The consumption of poor quality data can cause significant knock-on effects – bad data leads to bad decision-making, often resulting in time-consuming and costly corrective action later on. It therefore makes sense to check the quality of incoming data at the point of arrival.

With seemingly few options available, many organisations turn to performing these quality processes manually, but this is far from ideal. The processes are often the remit of a small team of specialists, leaving the organisation vulnerable to knowledge shortages if members of the team move on.

Additionally, these specialist teams frequently struggle to keep up with the volume of requests for their time, meaning data users having to wait longer to access the intelligence contained within the data. All of these small delays add up to cause significant levels of disruption for the wider organisation.

What’s needed is an automated way to process this incoming data before it reaches significant systems so that users aren’t caught in a slow and costly queue. What would be even better is a system that could take this one step further by defining how any non-compliant data is handled – perhaps returning incorrect data to the issuer for review.

Not only would such a system drastically increase the volume of processes that could be performed, it would also remove human error resulting in far great confidence in the data and any decisions it influences. In addition, the removal of manual processing would result in significant time and cost savings, with delays downstream being minimised or even eliminated.

East Hampshire District Council used this logic when they used FME to create a process to QA a large collection of historic datasets ready for loading into their SQL database. Not only did automating the processes increase the overall accuracy and reliability of the data, it also enabled significant savings in staff costs.

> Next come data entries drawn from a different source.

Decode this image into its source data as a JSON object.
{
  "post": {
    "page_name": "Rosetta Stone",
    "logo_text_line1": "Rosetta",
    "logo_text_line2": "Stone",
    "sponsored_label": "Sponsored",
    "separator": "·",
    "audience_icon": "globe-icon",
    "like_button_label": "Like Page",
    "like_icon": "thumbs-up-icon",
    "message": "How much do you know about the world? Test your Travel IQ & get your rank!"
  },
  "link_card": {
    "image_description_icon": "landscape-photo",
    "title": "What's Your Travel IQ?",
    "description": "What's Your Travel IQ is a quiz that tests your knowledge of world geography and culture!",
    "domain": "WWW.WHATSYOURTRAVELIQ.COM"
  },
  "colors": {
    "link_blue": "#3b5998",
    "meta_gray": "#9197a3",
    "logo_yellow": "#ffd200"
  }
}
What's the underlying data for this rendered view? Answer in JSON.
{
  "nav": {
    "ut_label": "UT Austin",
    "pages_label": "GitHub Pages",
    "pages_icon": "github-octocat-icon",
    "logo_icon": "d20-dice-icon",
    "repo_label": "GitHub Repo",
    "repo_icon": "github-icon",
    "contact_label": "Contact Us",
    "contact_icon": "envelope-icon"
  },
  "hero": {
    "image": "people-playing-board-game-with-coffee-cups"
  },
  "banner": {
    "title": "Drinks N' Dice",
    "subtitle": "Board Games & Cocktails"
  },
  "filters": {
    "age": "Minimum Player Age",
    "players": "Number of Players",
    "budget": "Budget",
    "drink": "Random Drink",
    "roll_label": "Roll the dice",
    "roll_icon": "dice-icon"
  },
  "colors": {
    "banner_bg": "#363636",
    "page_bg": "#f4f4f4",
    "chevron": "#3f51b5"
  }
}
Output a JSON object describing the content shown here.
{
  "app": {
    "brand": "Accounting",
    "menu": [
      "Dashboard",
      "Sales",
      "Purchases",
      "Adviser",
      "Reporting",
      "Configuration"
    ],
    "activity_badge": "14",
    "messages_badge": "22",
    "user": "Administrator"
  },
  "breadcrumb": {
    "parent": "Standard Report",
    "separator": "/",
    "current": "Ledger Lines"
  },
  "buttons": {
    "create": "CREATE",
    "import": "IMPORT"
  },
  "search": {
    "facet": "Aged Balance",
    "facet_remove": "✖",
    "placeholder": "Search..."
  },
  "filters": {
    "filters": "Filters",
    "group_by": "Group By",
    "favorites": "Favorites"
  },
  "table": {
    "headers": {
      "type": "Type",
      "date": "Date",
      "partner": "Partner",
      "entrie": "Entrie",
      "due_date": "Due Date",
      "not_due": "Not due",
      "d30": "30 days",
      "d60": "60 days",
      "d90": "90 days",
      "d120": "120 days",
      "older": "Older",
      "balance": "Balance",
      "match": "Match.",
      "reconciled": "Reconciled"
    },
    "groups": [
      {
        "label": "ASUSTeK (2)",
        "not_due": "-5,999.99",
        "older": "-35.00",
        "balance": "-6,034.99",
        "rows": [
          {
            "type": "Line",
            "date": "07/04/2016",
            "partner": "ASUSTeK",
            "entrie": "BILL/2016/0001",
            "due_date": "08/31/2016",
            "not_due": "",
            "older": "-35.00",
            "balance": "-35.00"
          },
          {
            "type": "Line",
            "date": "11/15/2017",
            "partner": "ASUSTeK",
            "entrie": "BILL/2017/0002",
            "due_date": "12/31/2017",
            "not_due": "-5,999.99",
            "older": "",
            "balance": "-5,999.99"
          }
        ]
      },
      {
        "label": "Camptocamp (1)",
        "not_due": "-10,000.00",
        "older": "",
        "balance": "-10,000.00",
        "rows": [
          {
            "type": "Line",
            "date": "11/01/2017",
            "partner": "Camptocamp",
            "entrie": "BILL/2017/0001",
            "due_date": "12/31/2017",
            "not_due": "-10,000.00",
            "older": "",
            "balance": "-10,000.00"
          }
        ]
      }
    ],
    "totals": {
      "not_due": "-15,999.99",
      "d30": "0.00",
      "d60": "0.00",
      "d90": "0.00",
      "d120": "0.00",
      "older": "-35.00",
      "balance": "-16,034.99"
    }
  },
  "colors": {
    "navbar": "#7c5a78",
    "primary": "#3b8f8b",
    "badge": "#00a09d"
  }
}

It’s a simple approach, but it has the potential to solve an issue that causes many organisations huge levels of disruption. It may not work for all scenarios, but it would definitely be a good starting point for most.